Fishing vessels may approach merchant ships to maximize fishing opportunities or to safeguard fishing nets which have been set. Furthermore fishermen in the region regularly carry small arms onboard their vessels, so the visual identification of a small arm is not a positive indicator of pirates. It is not uncommon for fishing vessels to follow merchant and large vessels in order to capitalize on the often increased numbers of fish in the resultant wake. Please note that, if the NATO Shipping Centre assesses an approach or incident to be piracy-related, we will issue relevant warnings. Please see further information on NSC webpage The Dhow and Skiff Recognition Guide
Successful disruptions by Naval Forces, in conjunction with Masters’ adherence to and implementation of BMP4, have significantly reduced the pirates’ ability to capture vessels. However, pirates could be able to launch Pirate Attack Groups (PAGS), although there are no indications for preparations of any PAGS at this moment. Merchant vessels are still observed transiting very close to the Somali east coast. These vessels are an obvious target of opportunity. It is highly likely that the pirates retain the capability of conducting acts of piracy against vessels of opportunity.
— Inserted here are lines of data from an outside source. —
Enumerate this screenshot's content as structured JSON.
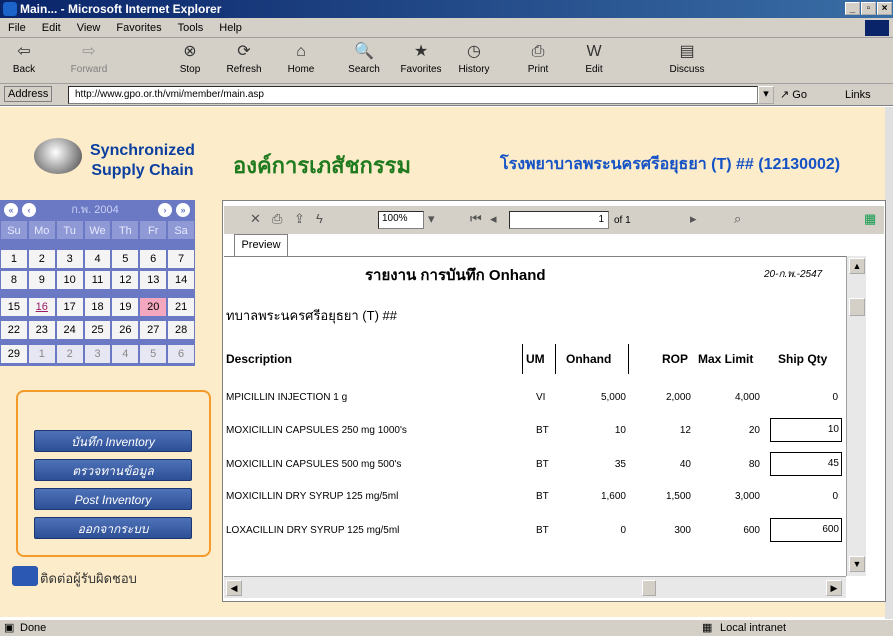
{
  "window": {
    "title": "Main... - Microsoft Internet Explorer",
    "controls": [
      "_",
      "▫",
      "×"
    ]
  },
  "menubar": [
    "File",
    "Edit",
    "View",
    "Favorites",
    "Tools",
    "Help"
  ],
  "toolbar": {
    "back": "Back",
    "forward": "Forward",
    "stop": "Stop",
    "refresh": "Refresh",
    "home": "Home",
    "search": "Search",
    "favorites": "Favorites",
    "history": "History",
    "print": "Print",
    "edit": "Edit",
    "discuss": "Discuss"
  },
  "address": {
    "label": "Address",
    "url": "http://www.gpo.or.th/vmi/member/main.asp",
    "go": "Go",
    "links": "Links"
  },
  "header": {
    "logo_line1": "Synchronized",
    "logo_line2": "Supply Chain",
    "org": "องค์การเภสัชกรรม",
    "hospital": "โรงพยาบาลพระนครศรีอยุธยา (T) ## (12130002)"
  },
  "calendar": {
    "month": "ก.พ. 2004",
    "dows": [
      "Su",
      "Mo",
      "Tu",
      "We",
      "Th",
      "Fr",
      "Sa"
    ],
    "weeks": [
      [
        "1",
        "2",
        "3",
        "4",
        "5",
        "6",
        "7"
      ],
      [
        "8",
        "9",
        "10",
        "11",
        "12",
        "13",
        "14"
      ],
      [
        "15",
        "16",
        "17",
        "18",
        "19",
        "20",
        "21"
      ],
      [
        "22",
        "23",
        "24",
        "25",
        "26",
        "27",
        "28"
      ],
      [
        "29",
        "1",
        "2",
        "3",
        "4",
        "5",
        "6"
      ]
    ]
  },
  "menu": {
    "inventory": "บันทึก Inventory",
    "verify": "ตรวจทานข้อมูล",
    "post": "Post Inventory",
    "logout": "ออกจากระบบ"
  },
  "contact": "ติดต่อผู้รับผิดชอบ",
  "viewer": {
    "zoom": "100%",
    "page": "1",
    "page_of": "of 1",
    "tab": "Preview"
  },
  "report": {
    "title": "รายงาน การบันทึก Onhand",
    "date": "20-ก.พ.-2547",
    "subtitle": "ทบาลพระนครศรีอยุธยา (T) ##",
    "columns": [
      "Description",
      "UM",
      "Onhand",
      "ROP",
      "Max Limit",
      "Ship Qty"
    ],
    "rows": [
      [
        "MPICILLIN INJECTION 1 g",
        "VI",
        "5,000",
        "2,000",
        "4,000",
        "0"
      ],
      [
        "MOXICILLIN CAPSULES 250 mg 1000's",
        "BT",
        "10",
        "12",
        "20",
        "10"
      ],
      [
        "MOXICILLIN CAPSULES 500 mg 500's",
        "BT",
        "35",
        "40",
        "80",
        "45"
      ],
      [
        "MOXICILLIN DRY SYRUP 125 mg/5ml",
        "BT",
        "1,600",
        "1,500",
        "3,000",
        "0"
      ],
      [
        "LOXACILLIN DRY SYRUP 125 mg/5ml",
        "BT",
        "0",
        "300",
        "600",
        "600"
      ]
    ]
  },
  "status": {
    "left": "Done",
    "zone": "Local intranet"
  }
}
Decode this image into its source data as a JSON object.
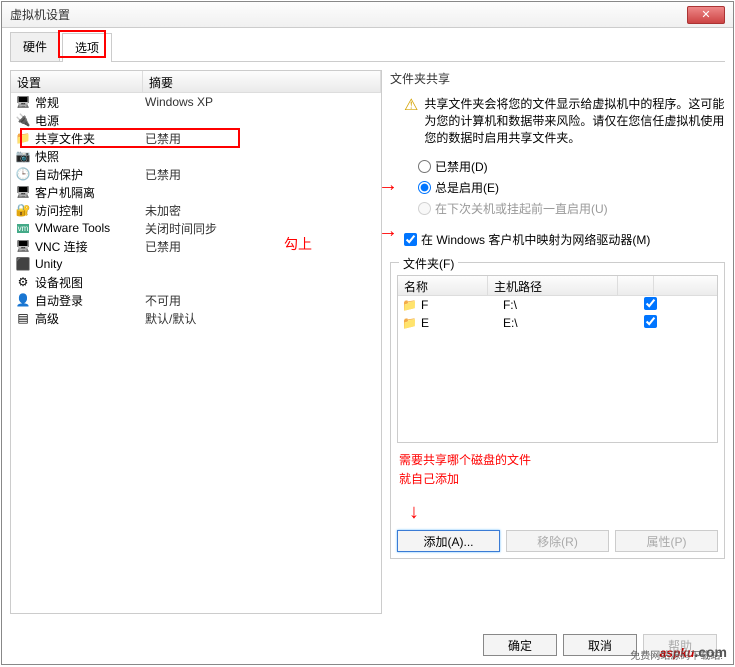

In the past, it has been reported that Pirate Attack Groups conducted “soft approaches” on merchant ships transiting the HRA. Skiffs have been known to approach vessels in order to probe the reaction of the crew and any possible Privately Contracted Armed Security Personnel (PCASP) onboard. If the pirate approach does not elicit a response, the pirates may then proceed with an attack, using additional skiffs. However, the use of BMP4 and the reaction of PCASP have recently been effective in warning off any small boats which might otherwise have had close contact with the transiting vessel.
Continued Vigilance and the Use of BMP
It is imperative that merchant vessels remain vigilant at all times in transit and at anchorage and fully implement protection measures set down in BMP4 across the whole High Risk Area (HRA) as it can make the critical difference of being approached, attacked, or pirated. Masters are reminded that BMP4 highly recommends maintaining best possible vessel speed when transiting the HRA to deter pirate boarding.
Registration & Incident Reporting
As per Section 5 of BMP4, early registration with MSCHOA before entering the HRA and initial and regular reporting to UKMTO are highly recommended to ensure that military authorities are aware of a vessel’s passage and vulnerabilities.
It has been observed that some Masters are choosing to phone their Company Security Officer (CSO) first in the event of a piracy incident.However, one of the fundamental requirements of BMP4 is that UKMTO is the primary point of contact for merchant vessels during piracy incidents in the HRA. This aims to avoid unnecessary delay and prevent inaccurate or incomplete information from reaching military commanders. CSOs should ensure their ships’ security plans reinforce the BMP4 recommendation that UKMTO be immediately telephoned at +971 50 55 23215in the event of any piracy activity. UKMTO will then make it a priority to contact the CSO with any information received whilst ensuring the relevant information reaches the military commanders without delay. Masters should provide as much accurate information as possible. This will ensure the incident can be fully assessed and information is quickly provided to other ships in the area for their awareness and vigilance.
Masters should provide as much information as possible about the incident. If Masters are able to take pictures and/or video of the suspicious activity safely, please provide these via email to UKMTO at firstname.lastname@example.org, NATO Shipping Centre (NSC) at email@example.com or MSCHOA firstname.lastname@example.org. This information will be used by Counter Piracy forces. Pictures supplied from an attack on a merchant vessel have previously led to the rapid release of a pirated dhow.
Safety of Navigation
Masters are encouraged to monitor navigational, coastal and local warnings and Notices to Mariners.
|Weekly Pirated Vessels Update|
|NUMBER OF SHIPS: 0||COMBINED TOTAL NUMBER OF HOSTAGES: 26|
|HOSTAGES WITHOUT VESSEL||Date Pirated||Hostages|
|Ex NAHAM 3||26 MARCH 2012||26|